Cell company legislation has been in effect in Malta for a number of years and is proving to be an opportunity for expansion of Malta’s financial services industry, particularly the insurance and investment fund sectors, says Dr Angela Thorns of Dingli and Dingli.
As from February 1, 2011, it became possible to register an Incorporated Cell Company under the Companies Act’s Incorporated Cell Companies Carrying on Business of Insurance Regulations 2010 (ICC Regulations). These regulations are intended to complement existing laws and rules, including those covering Protected Cell Companies (PCC ), which have been in operation since 2004.
The use of cells in this way represents a solution for companies that do not wish to operate as a stand-alone company. Under Maltese law, it is possible for an incorporated cell to eventually convert into a full company (not a PCC , an ICC or an incorporated cell). This can allow companies to achieve business continuity and reduce costs using a process that is faster and more cost-effective than dissolving the incorporated cell, forming a new company and transferring the business.

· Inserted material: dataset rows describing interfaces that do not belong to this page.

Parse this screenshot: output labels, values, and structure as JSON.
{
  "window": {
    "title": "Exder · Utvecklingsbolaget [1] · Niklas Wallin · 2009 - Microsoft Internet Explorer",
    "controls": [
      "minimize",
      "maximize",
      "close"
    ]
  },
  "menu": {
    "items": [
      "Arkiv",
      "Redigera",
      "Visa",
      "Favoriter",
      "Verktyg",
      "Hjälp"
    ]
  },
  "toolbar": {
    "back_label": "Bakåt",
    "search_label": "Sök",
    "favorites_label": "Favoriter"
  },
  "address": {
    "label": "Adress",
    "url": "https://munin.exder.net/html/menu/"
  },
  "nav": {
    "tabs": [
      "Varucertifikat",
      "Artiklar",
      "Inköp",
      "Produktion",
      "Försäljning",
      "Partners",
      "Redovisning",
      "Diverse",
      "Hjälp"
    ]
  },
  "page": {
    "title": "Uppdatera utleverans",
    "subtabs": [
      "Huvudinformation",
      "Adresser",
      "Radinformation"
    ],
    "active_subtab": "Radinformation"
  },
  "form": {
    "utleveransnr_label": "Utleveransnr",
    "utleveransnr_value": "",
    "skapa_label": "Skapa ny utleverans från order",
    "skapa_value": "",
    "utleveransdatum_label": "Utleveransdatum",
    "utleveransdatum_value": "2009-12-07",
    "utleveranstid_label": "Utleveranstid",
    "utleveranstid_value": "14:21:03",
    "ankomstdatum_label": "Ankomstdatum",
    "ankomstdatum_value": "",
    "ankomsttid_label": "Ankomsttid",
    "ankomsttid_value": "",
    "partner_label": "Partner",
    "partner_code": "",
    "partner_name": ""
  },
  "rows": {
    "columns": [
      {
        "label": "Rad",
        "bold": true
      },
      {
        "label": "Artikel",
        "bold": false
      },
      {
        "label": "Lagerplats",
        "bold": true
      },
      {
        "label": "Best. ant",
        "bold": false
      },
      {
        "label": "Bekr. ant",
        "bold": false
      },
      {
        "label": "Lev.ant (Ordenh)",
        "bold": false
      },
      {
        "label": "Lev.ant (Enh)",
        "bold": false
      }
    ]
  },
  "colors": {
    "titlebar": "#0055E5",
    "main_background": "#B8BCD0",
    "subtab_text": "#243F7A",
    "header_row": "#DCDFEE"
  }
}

An incorporated cell is particularly useful when business is carried out or assets held in jurisdictions that have not adopted or do not recognise the concept of a protected cell. An incorporated cell enjoys is generally recognised in such jurisdictions.
Malta, Protected Cell Company, Incorporated Cell Companies